• _Aim of the task_:
Go through the records below and write each one out again unchanged.

• _Records supplied_:
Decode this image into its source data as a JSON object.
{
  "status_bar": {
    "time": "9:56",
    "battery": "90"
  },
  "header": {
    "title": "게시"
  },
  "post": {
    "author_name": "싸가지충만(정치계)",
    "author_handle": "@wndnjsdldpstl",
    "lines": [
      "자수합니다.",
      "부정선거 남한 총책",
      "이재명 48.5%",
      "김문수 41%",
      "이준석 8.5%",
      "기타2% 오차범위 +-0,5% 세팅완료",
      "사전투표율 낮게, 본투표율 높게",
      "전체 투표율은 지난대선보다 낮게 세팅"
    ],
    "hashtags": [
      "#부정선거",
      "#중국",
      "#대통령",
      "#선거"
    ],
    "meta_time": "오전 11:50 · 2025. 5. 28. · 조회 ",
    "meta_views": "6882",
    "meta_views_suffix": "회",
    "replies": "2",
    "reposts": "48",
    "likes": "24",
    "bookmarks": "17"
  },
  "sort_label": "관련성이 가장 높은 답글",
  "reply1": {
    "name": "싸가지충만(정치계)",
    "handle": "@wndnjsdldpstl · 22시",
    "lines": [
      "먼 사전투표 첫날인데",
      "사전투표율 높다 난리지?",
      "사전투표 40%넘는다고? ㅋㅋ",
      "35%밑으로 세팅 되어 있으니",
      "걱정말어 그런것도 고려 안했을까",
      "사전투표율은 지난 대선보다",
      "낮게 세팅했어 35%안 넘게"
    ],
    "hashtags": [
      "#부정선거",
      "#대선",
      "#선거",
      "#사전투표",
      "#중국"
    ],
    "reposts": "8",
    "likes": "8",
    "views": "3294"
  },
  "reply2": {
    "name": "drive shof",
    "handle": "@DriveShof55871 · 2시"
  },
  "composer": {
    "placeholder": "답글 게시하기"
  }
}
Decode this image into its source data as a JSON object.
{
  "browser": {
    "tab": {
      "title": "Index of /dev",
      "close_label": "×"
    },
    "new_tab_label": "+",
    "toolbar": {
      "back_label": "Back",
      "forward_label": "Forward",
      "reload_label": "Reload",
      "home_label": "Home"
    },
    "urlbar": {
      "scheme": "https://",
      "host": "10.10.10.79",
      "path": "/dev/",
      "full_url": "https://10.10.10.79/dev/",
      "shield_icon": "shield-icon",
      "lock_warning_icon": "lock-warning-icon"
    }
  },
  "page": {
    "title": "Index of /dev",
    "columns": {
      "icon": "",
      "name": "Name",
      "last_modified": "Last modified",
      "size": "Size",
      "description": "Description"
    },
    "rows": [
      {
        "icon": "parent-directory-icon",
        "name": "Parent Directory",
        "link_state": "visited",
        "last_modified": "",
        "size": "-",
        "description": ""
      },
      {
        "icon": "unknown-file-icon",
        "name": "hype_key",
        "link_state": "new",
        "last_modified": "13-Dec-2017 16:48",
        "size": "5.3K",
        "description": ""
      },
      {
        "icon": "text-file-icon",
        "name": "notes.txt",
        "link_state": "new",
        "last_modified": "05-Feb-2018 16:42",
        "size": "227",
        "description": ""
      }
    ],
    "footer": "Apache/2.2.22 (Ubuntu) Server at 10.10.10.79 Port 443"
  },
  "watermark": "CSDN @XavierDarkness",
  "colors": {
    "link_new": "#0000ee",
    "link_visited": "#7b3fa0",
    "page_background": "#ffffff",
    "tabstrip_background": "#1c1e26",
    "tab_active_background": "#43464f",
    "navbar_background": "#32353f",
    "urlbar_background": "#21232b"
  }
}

• _Finished exercise_:
Decode this image into its source data as a JSON object.
{
  "status_bar": {
    "time": "9:56",
    "battery": "90"
  },
  "header": {
    "title": "게시"
  },
  "post": {
    "author_name": "싸가지충만(정치계)",
    "author_handle": "@wndnjsdldpstl",
    "lines": [
      "자수합니다.",
      "부정선거 남한 총책",
      "이재명 48.5%",
      "김문수 41%",
      "이준석 8.5%",
      "기타2% 오차범위 +-0,5% 세팅완료",
      "사전투표율 낮게, 본투표율 높게",
      "전체 투표율은 지난대선보다 낮게 세팅"
    ],
    "hashtags": [
      "#부정선거",
      "#중국",
      "#대통령",
      "#선거"
    ],
    "meta_time": "오전 11:50 · 2025. 5. 28. · 조회 ",
    "meta_views": "6882",
    "meta_views_suffix": "회",
    "replies": "2",
    "reposts": "48",
    "likes": "24",
    "bookmarks": "17"
  },
  "sort_label": "관련성이 가장 높은 답글",
  "reply1": {
    "name": "싸가지충만(정치계)",
    "handle": "@wndnjsdldpstl · 22시",
    "lines": [
      "먼 사전투표 첫날인데",
      "사전투표율 높다 난리지?",
      "사전투표 40%넘는다고? ㅋㅋ",
      "35%밑으로 세팅 되어 있으니",
      "걱정말어 그런것도 고려 안했을까",
      "사전투표율은 지난 대선보다",
      "낮게 세팅했어 35%안 넘게"
    ],
    "hashtags": [
      "#부정선거",
      "#대선",
      "#선거",
      "#사전투표",
      "#중국"
    ],
    "reposts": "8",
    "likes": "8",
    "views": "3294"
  },
  "reply2": {
    "name": "drive shof",
    "handle": "@DriveShof55871 · 2시"
  },
  "composer": {
    "placeholder": "답글 게시하기"
  }
}
Decode this image into its source data as a JSON object.
{
  "browser": {
    "tab": {
      "title": "Index of /dev",
      "close_label": "×"
    },
    "new_tab_label": "+",
    "toolbar": {
      "back_label": "Back",
      "forward_label": "Forward",
      "reload_label": "Reload",
      "home_label": "Home"
    },
    "urlbar": {
      "scheme": "https://",
      "host": "10.10.10.79",
      "path": "/dev/",
      "full_url": "https://10.10.10.79/dev/",
      "shield_icon": "shield-icon",
      "lock_warning_icon": "lock-warning-icon"
    }
  },
  "page": {
    "title": "Index of /dev",
    "columns": {
      "icon": "",
      "name": "Name",
      "last_modified": "Last modified",
      "size": "Size",
      "description": "Description"
    },
    "rows": [
      {
        "icon": "parent-directory-icon",
        "name": "Parent Directory",
        "link_state": "visited",
        "last_modified": "",
        "size": "-",
        "description": ""
      },
      {
        "icon": "unknown-file-icon",
        "name": "hype_key",
        "link_state": "new",
        "last_modified": "13-Dec-2017 16:48",
        "size": "5.3K",
        "description": ""
      },
      {
        "icon": "text-file-icon",
        "name": "notes.txt",
        "link_state": "new",
        "last_modified": "05-Feb-2018 16:42",
        "size": "227",
        "description": ""
      }
    ],
    "footer": "Apache/2.2.22 (Ubuntu) Server at 10.10.10.79 Port 443"
  },
  "watermark": "CSDN @XavierDarkness",
  "colors": {
    "link_new": "#0000ee",
    "link_visited": "#7b3fa0",
    "page_background": "#ffffff",
    "tabstrip_background": "#1c1e26",
    "tab_active_background": "#43464f",
    "navbar_background": "#32353f",
    "urlbar_background": "#21232b"
  }
}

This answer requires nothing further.